Dignity Philadelphia’s history of activism runs deep. In 1975, through Dignity Philadelphia, Nugent came before City Council in support of LGBTQ rights when activists were fighting to have sexual orientation added to Philadelphia’s nondiscrimination ordinance, Simmons said. At the same time, a representative from the Archdiocese of Philadelphia stood before Council to denounce the proposed civil rights legislation. Sexual orientation was added to Philadelphia’s anti-discrimination ordinance in the early 1980s.
In the beginning of the HIV/AIDS epidemic, Dignity Philadelphia held educational activities about the disease, as well as educational sessions on women’s roles in the Church and the Dignity community. Gramick, Father John McNeill, Barbara Gittings and others were invited to speak. Judge Ann Butchart, the first out gay candidate for public office in Pennsylvania, was the first lesbian president of Dignity Philadelphia.
Simmons’ entry point into Dignity came after he spent 25 years practicing as a Catholic minister, which took him around the U.S. and Latin America. In 1998, he decided to explore his own sexuality and try to understand it.
“I did a lot of soul searching for a couple years,” Simmons said. “What I would say was a real blessing for me was discovering Dignity. I was just really searching, and didn’t really know many people I felt I could talk to.”
After reading an ad about Dignity in PGN, Simmons decided to check out one of their Masses.
“As the Mass ended, the person next to me welcomed me and I said, ‘this is my first time.’ That was a big boost to me in understanding who I am – not just as a gay person, but also as a Christian and a Catholic, and accepting myself as that.”
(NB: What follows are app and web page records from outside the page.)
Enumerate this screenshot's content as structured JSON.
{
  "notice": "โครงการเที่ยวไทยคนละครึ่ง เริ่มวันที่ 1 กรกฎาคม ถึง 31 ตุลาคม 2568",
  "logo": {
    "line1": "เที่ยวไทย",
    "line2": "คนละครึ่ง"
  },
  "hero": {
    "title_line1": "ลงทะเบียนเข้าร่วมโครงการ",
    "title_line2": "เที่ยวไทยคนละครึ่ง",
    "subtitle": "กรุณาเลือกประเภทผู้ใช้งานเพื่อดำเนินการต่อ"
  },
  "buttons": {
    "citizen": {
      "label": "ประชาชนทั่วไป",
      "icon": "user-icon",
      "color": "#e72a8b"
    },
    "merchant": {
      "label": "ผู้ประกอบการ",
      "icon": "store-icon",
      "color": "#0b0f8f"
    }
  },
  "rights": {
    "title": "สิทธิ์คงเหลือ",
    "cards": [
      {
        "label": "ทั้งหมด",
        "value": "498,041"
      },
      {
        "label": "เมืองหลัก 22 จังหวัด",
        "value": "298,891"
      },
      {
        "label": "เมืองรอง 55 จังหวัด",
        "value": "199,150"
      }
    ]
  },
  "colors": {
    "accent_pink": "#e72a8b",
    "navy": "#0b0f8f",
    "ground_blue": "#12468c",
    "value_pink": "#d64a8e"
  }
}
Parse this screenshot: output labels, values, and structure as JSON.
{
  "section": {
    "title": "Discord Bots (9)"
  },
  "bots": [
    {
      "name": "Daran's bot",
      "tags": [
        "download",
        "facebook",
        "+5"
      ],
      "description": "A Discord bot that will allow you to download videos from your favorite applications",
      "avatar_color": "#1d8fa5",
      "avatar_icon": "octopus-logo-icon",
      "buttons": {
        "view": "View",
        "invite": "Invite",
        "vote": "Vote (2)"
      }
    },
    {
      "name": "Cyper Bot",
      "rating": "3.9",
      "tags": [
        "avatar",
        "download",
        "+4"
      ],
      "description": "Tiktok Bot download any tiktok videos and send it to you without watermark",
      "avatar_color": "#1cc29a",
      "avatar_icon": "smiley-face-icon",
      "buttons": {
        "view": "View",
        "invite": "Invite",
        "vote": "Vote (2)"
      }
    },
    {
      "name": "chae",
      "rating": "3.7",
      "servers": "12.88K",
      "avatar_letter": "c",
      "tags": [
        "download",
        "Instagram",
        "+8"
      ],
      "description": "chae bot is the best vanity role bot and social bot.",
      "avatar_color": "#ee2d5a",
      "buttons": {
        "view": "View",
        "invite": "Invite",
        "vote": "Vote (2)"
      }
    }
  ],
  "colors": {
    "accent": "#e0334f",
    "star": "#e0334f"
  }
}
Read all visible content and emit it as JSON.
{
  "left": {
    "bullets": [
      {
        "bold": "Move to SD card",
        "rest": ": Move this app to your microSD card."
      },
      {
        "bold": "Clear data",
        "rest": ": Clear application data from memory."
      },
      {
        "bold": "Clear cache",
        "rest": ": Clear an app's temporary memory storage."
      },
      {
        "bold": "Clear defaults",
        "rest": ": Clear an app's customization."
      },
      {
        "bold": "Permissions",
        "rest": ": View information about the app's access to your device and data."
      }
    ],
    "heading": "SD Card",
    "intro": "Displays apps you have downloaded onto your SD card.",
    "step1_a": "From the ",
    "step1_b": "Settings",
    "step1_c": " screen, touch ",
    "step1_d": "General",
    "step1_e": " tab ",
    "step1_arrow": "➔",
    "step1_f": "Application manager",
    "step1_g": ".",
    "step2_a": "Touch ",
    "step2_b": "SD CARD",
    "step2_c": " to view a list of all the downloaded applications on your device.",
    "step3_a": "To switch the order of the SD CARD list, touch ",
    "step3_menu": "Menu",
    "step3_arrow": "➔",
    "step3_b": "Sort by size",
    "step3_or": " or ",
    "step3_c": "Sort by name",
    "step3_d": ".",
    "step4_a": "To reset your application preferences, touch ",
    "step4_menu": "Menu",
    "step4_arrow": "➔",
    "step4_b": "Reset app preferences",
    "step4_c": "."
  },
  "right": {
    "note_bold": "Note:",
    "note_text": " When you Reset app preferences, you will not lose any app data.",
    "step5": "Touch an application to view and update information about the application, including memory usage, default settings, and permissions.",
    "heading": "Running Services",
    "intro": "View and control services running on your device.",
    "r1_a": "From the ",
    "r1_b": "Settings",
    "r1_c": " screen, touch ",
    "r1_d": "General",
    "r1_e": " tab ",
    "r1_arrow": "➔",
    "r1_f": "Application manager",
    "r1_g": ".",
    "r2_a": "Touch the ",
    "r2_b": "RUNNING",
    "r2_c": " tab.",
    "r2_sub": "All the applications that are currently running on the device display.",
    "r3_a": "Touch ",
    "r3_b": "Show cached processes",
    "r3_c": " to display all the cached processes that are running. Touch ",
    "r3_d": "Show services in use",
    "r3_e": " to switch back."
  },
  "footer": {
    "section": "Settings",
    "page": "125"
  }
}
One important aspect of Dignity Philadelphia, Simmons pointed out, is that lay people are part of its leadership.
“So many Catholic organizations are started either by a nun or by a priest,” Simmons said. “These people have picked up the way and moved it ahead. I think that’s a witness to something.”
Separate from his presidential duties, Rocks has been playing guitar as part of Dignity’s music ministry for the past 47 years. It gives him a chance to be a leader in his Catholic community, he said.
“[That] wouldn’t be possible in Philadelphia if I was in a parish and they knew I was gay,” Rocks added. “We want to be accepted. I often say that the Catholic Church in Philadelphia has much to learn from us as far as participation of lay people in the church business and church activities. Most parishes in Philadelphia really don’t let lay people have much of a leadership role.”
Dignity Philadelphia’s 50th anniversary celebration is open to the public, and tickets can be purchased at www.dignityphila.org/anniversary/.